During my stay in Boston I was able to take in a spectacular view of the Boston skyline from my room at the Harborside Inn . It is located in the heart of the city's waterfront and financial district. The inn is a renovated mercantile building that once served as a place where ship merchants could deliver their goods to the busy port of Boston. Dinner at the Harborside Grill is a great place to take in the sunset, a glass of wine and a wonderful seafood dinner.

Saturday, September 1, 2007

Ohio Riverboat

The state of Indiana has an interesting gambling law: Gambling can only be conducted on a boat that is physically placed in water. Belterra Casino Resort and Spa found an interesting way to comply with this law – they took an authentic riverboat (which now has over 38,000 square feet of gaming space), floated it in a large yard pond, and then connected the boat to the resort building. The pond itself has no real connection to the ajacent Ohio River which winds it way through Indiana, Illinois, and of course, Ohio.

Regardless of gambling laws and gold ol' American ingenuity, the Belterra Casino Resort and Spa was the site of two conversation and dinner events that I did last week. One dinner was for the Indiana Credit Union League and the other event was for approximately 300 of the Casino's best customers. The chef on board the boat is Randall Cox. Overall he and his crew do a fantastic job – they seem to be quite busy there.
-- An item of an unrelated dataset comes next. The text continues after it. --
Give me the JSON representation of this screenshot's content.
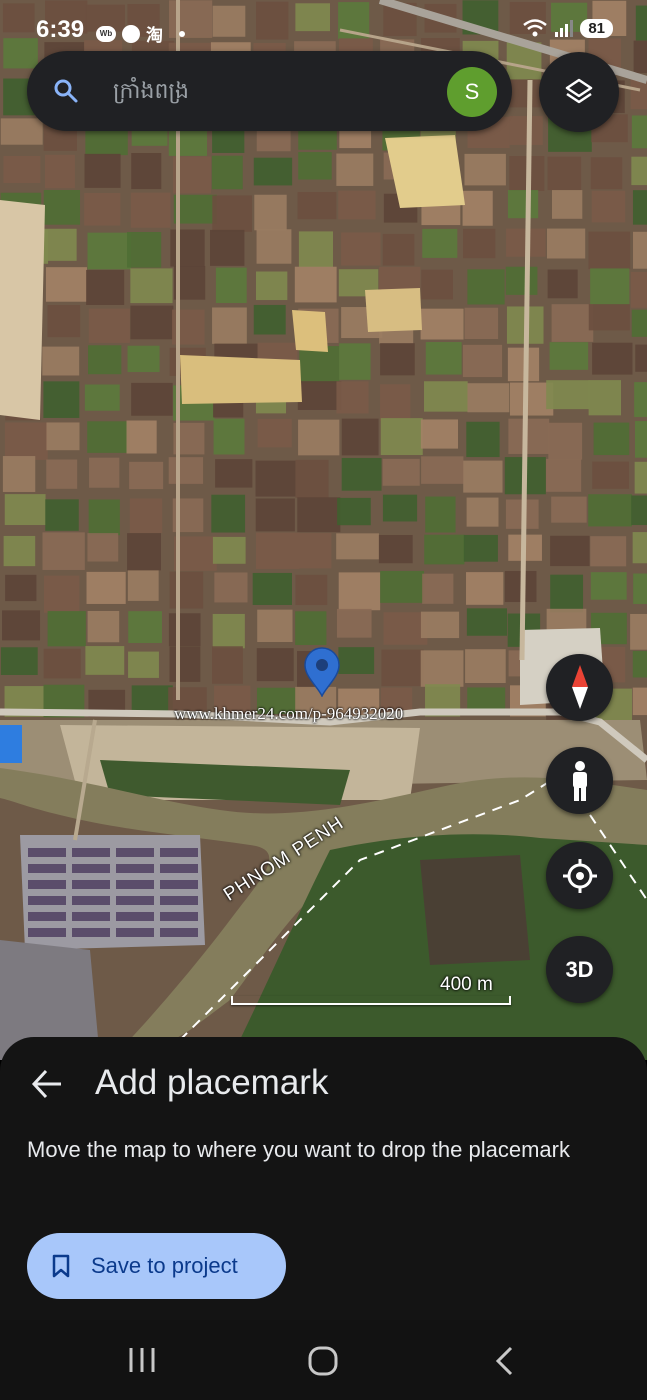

Overall, everything went well, however, there was one minor behind-the-scenes hiccup that occurred towards the end of service. The ice cream for my cobbler was pulled out of the freezer prematurely. Consequently, there was an ice cream "meltdown" by the time dessert was ready. Fortunately, we were still able to provide a fantastic meal for the guests and finish the evening with applause.